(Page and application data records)
########

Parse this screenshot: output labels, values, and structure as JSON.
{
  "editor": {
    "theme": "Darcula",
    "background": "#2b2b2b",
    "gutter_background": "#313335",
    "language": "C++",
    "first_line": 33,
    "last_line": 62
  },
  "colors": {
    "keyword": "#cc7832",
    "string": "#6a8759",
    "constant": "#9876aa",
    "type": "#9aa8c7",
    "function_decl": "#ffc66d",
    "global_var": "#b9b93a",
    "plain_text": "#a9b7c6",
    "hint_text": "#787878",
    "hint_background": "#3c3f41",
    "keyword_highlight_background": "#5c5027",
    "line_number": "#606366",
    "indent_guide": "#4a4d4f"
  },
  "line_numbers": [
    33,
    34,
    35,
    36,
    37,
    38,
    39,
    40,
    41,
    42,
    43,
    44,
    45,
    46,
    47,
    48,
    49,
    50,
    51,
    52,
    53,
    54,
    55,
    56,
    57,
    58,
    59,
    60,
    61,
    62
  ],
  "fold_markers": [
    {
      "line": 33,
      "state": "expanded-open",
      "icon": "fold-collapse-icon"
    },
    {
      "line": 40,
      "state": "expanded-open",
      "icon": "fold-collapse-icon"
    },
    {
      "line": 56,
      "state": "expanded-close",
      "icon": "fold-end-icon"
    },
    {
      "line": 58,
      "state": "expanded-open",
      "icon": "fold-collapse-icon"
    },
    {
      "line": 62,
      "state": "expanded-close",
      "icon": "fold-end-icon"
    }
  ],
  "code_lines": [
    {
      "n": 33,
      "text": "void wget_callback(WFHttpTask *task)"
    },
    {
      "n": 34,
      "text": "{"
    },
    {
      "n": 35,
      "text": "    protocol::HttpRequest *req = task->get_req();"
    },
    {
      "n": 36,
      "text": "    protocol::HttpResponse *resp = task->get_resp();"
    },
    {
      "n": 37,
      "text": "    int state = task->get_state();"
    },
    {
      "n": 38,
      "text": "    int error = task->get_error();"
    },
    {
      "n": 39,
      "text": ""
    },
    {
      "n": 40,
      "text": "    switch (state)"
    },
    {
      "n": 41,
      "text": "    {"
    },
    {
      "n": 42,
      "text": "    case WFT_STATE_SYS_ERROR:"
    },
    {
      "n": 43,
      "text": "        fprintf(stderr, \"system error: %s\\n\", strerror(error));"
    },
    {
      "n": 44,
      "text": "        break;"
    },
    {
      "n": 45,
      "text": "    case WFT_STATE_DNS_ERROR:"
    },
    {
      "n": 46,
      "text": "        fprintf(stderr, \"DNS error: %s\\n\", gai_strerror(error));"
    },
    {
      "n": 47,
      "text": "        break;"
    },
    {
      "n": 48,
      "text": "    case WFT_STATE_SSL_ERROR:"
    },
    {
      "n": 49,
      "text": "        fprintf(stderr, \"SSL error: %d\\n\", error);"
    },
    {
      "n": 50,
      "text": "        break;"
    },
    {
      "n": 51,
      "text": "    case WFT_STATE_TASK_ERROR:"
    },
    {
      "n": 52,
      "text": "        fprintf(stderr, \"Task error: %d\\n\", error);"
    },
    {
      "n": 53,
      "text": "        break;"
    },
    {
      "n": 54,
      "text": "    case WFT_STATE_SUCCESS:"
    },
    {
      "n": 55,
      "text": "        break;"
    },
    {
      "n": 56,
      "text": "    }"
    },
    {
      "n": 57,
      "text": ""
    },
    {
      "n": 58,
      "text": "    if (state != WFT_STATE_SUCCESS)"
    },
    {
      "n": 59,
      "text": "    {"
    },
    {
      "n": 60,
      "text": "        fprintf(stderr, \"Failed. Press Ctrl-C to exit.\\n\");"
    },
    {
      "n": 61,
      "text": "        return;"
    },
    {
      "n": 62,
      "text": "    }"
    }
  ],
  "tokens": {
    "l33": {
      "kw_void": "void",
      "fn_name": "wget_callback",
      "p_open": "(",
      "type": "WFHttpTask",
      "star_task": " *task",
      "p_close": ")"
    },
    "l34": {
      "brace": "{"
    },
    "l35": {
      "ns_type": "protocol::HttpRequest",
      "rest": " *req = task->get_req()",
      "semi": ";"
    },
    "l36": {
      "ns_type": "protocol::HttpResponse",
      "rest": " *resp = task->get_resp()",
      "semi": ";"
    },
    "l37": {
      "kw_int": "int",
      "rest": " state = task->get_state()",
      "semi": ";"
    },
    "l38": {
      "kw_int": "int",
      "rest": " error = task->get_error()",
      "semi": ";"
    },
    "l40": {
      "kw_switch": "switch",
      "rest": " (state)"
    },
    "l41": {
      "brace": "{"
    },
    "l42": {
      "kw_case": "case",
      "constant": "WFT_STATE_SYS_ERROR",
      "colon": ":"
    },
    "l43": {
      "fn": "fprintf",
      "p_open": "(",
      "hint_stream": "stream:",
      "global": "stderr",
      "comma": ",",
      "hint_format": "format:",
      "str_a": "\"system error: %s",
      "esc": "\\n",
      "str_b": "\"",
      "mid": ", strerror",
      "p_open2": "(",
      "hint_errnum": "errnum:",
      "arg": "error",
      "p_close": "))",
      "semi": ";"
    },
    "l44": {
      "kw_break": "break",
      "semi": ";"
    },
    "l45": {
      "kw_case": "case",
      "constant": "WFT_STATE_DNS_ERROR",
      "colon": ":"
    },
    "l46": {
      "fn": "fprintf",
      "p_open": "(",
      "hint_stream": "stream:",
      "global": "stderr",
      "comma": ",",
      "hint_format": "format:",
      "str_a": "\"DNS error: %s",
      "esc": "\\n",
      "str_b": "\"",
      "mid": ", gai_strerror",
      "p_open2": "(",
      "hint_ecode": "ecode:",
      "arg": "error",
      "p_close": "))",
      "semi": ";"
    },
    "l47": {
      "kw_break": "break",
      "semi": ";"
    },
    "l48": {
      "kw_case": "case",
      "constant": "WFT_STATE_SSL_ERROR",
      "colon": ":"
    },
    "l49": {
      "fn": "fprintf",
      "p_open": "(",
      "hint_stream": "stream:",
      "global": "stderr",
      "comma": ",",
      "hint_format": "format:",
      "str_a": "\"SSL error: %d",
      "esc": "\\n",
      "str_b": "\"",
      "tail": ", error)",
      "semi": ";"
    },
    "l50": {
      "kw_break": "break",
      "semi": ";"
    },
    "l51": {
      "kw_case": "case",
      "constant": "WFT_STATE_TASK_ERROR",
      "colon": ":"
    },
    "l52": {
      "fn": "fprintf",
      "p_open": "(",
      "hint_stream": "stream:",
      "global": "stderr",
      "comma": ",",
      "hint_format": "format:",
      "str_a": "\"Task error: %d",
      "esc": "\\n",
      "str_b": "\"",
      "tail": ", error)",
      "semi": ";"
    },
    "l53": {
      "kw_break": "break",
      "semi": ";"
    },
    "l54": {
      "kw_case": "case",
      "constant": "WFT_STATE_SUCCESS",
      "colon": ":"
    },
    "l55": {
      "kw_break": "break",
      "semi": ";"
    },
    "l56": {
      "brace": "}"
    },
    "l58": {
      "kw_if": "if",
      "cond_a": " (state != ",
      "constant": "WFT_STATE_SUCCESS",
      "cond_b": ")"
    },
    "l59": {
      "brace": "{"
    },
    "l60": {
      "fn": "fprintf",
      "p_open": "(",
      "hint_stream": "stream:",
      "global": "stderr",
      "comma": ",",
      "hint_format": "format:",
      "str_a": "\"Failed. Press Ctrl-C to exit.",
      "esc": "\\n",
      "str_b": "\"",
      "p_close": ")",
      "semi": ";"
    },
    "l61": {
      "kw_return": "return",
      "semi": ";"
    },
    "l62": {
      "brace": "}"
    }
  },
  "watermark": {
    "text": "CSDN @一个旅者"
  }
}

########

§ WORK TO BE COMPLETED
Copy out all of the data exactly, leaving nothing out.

§ YOUR RESPONSE
Parse this screenshot: output labels, values, and structure as JSON.
{
  "editor": {
    "theme": "Darcula",
    "background": "#2b2b2b",
    "gutter_background": "#313335",
    "language": "C++",
    "first_line": 33,
    "last_line": 62
  },
  "colors": {
    "keyword": "#cc7832",
    "string": "#6a8759",
    "constant": "#9876aa",
    "type": "#9aa8c7",
    "function_decl": "#ffc66d",
    "global_var": "#b9b93a",
    "plain_text": "#a9b7c6",
    "hint_text": "#787878",
    "hint_background": "#3c3f41",
    "keyword_highlight_background": "#5c5027",
    "line_number": "#606366",
    "indent_guide": "#4a4d4f"
  },
  "line_numbers": [
    33,
    34,
    35,
    36,
    37,
    38,
    39,
    40,
    41,
    42,
    43,
    44,
    45,
    46,
    47,
    48,
    49,
    50,
    51,
    52,
    53,
    54,
    55,
    56,
    57,
    58,
    59,
    60,
    61,
    62
  ],
  "fold_markers": [
    {
      "line": 33,
      "state": "expanded-open",
      "icon": "fold-collapse-icon"
    },
    {
      "line": 40,
      "state": "expanded-open",
      "icon": "fold-collapse-icon"
    },
    {
      "line": 56,
      "state": "expanded-close",
      "icon": "fold-end-icon"
    },
    {
      "line": 58,
      "state": "expanded-open",
      "icon": "fold-collapse-icon"
    },
    {
      "line": 62,
      "state": "expanded-close",
      "icon": "fold-end-icon"
    }
  ],
  "code_lines": [
    {
      "n": 33,
      "text": "void wget_callback(WFHttpTask *task)"
    },
    {
      "n": 34,
      "text": "{"
    },
    {
      "n": 35,
      "text": "    protocol::HttpRequest *req = task->get_req();"
    },
    {
      "n": 36,
      "text": "    protocol::HttpResponse *resp = task->get_resp();"
    },
    {
      "n": 37,
      "text": "    int state = task->get_state();"
    },
    {
      "n": 38,
      "text": "    int error = task->get_error();"
    },
    {
      "n": 39,
      "text": ""
    },
    {
      "n": 40,
      "text": "    switch (state)"
    },
    {
      "n": 41,
      "text": "    {"
    },
    {
      "n": 42,
      "text": "    case WFT_STATE_SYS_ERROR:"
    },
    {
      "n": 43,
      "text": "        fprintf(stderr, \"system error: %s\\n\", strerror(error));"
    },
    {
      "n": 44,
      "text": "        break;"
    },
    {
      "n": 45,
      "text": "    case WFT_STATE_DNS_ERROR:"
    },
    {
      "n": 46,
      "text": "        fprintf(stderr, \"DNS error: %s\\n\", gai_strerror(error));"
    },
    {
      "n": 47,
      "text": "        break;"
    },
    {
      "n": 48,
      "text": "    case WFT_STATE_SSL_ERROR:"
    },
    {
      "n": 49,
      "text": "        fprintf(stderr, \"SSL error: %d\\n\", error);"
    },
    {
      "n": 50,
      "text": "        break;"
    },
    {
      "n": 51,
      "text": "    case WFT_STATE_TASK_ERROR:"
    },
    {
      "n": 52,
      "text": "        fprintf(stderr, \"Task error: %d\\n\", error);"
    },
    {
      "n": 53,
      "text": "        break;"
    },
    {
      "n": 54,
      "text": "    case WFT_STATE_SUCCESS:"
    },
    {
      "n": 55,
      "text": "        break;"
    },
    {
      "n": 56,
      "text": "    }"
    },
    {
      "n": 57,
      "text": ""
    },
    {
      "n": 58,
      "text": "    if (state != WFT_STATE_SUCCESS)"
    },
    {
      "n": 59,
      "text": "    {"
    },
    {
      "n": 60,
      "text": "        fprintf(stderr, \"Failed. Press Ctrl-C to exit.\\n\");"
    },
    {
      "n": 61,
      "text": "        return;"
    },
    {
      "n": 62,
      "text": "    }"
    }
  ],
  "tokens": {
    "l33": {
      "kw_void": "void",
      "fn_name": "wget_callback",
      "p_open": "(",
      "type": "WFHttpTask",
      "star_task": " *task",
      "p_close": ")"
    },
    "l34": {
      "brace": "{"
    },
    "l35": {
      "ns_type": "protocol::HttpRequest",
      "rest": " *req = task->get_req()",
      "semi": ";"
    },
    "l36": {
      "ns_type": "protocol::HttpResponse",
      "rest": " *resp = task->get_resp()",
      "semi": ";"
    },
    "l37": {
      "kw_int": "int",
      "rest": " state = task->get_state()",
      "semi": ";"
    },
    "l38": {
      "kw_int": "int",
      "rest": " error = task->get_error()",
      "semi": ";"
    },
    "l40": {
      "kw_switch": "switch",
      "rest": " (state)"
    },
    "l41": {
      "brace": "{"
    },
    "l42": {
      "kw_case": "case",
      "constant": "WFT_STATE_SYS_ERROR",
      "colon": ":"
    },
    "l43": {
      "fn": "fprintf",
      "p_open": "(",
      "hint_stream": "stream:",
      "global": "stderr",
      "comma": ",",
      "hint_format": "format:",
      "str_a": "\"system error: %s",
      "esc": "\\n",
      "str_b": "\"",
      "mid": ", strerror",
      "p_open2": "(",
      "hint_errnum": "errnum:",
      "arg": "error",
      "p_close": "))",
      "semi": ";"
    },
    "l44": {
      "kw_break": "break",
      "semi": ";"
    },
    "l45": {
      "kw_case": "case",
      "constant": "WFT_STATE_DNS_ERROR",
      "colon": ":"
    },
    "l46": {
      "fn": "fprintf",
      "p_open": "(",
      "hint_stream": "stream:",
      "global": "stderr",
      "comma": ",",
      "hint_format": "format:",
      "str_a": "\"DNS error: %s",
      "esc": "\\n",
      "str_b": "\"",
      "mid": ", gai_strerror",
      "p_open2": "(",
      "hint_ecode": "ecode:",
      "arg": "error",
      "p_close": "))",
      "semi": ";"
    },
    "l47": {
      "kw_break": "break",
      "semi": ";"
    },
    "l48": {
      "kw_case": "case",
      "constant": "WFT_STATE_SSL_ERROR",
      "colon": ":"
    },
    "l49": {
      "fn": "fprintf",
      "p_open": "(",
      "hint_stream": "stream:",
      "global": "stderr",
      "comma": ",",
      "hint_format": "format:",
      "str_a": "\"SSL error: %d",
      "esc": "\\n",
      "str_b": "\"",
      "tail": ", error)",
      "semi": ";"
    },
    "l50": {
      "kw_break": "break",
      "semi": ";"
    },
    "l51": {
      "kw_case": "case",
      "constant": "WFT_STATE_TASK_ERROR",
      "colon": ":"
    },
    "l52": {
      "fn": "fprintf",
      "p_open": "(",
      "hint_stream": "stream:",
      "global": "stderr",
      "comma": ",",
      "hint_format": "format:",
      "str_a": "\"Task error: %d",
      "esc": "\\n",
      "str_b": "\"",
      "tail": ", error)",
      "semi": ";"
    },
    "l53": {
      "kw_break": "break",
      "semi": ";"
    },
    "l54": {
      "kw_case": "case",
      "constant": "WFT_STATE_SUCCESS",
      "colon": ":"
    },
    "l55": {
      "kw_break": "break",
      "semi": ";"
    },
    "l56": {
      "brace": "}"
    },
    "l58": {
      "kw_if": "if",
      "cond_a": " (state != ",
      "constant": "WFT_STATE_SUCCESS",
      "cond_b": ")"
    },
    "l59": {
      "brace": "{"
    },
    "l60": {
      "fn": "fprintf",
      "p_open": "(",
      "hint_stream": "stream:",
      "global": "stderr",
      "comma": ",",
      "hint_format": "format:",
      "str_a": "\"Failed. Press Ctrl-C to exit.",
      "esc": "\\n",
      "str_b": "\"",
      "p_close": ")",
      "semi": ";"
    },
    "l61": {
      "kw_return": "return",
      "semi": ";"
    },
    "l62": {
      "brace": "}"
    }
  },
  "watermark": {
    "text": "CSDN @一个旅者"
  }
}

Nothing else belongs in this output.